### Work task
What you return must be every line below that includes the word "excerpt".

Records drawn from a dataset
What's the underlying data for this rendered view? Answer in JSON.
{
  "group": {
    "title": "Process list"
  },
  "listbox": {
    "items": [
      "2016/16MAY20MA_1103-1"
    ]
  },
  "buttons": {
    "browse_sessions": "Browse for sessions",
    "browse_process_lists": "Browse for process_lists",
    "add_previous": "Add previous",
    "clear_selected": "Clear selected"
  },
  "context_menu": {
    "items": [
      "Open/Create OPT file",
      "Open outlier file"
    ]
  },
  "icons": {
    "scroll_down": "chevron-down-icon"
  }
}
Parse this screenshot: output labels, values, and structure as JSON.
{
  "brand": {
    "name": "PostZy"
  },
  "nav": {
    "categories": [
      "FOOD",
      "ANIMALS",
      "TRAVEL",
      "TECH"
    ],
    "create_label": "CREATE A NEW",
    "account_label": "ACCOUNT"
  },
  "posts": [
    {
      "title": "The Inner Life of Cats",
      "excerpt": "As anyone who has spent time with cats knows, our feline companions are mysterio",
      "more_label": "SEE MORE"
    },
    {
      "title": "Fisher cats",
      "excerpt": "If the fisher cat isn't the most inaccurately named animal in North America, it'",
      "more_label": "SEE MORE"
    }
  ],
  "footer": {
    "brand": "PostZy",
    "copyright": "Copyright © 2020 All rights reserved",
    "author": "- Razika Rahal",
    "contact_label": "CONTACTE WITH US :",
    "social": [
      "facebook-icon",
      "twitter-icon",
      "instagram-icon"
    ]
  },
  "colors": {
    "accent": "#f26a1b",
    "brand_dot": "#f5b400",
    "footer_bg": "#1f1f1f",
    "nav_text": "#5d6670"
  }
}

### Task output
      "excerpt": "As anyone who has spent time with cats knows, our feline companions are mysterio",
      "excerpt": "If the fisher cat isn't the most inaccurately named animal in North America, it'",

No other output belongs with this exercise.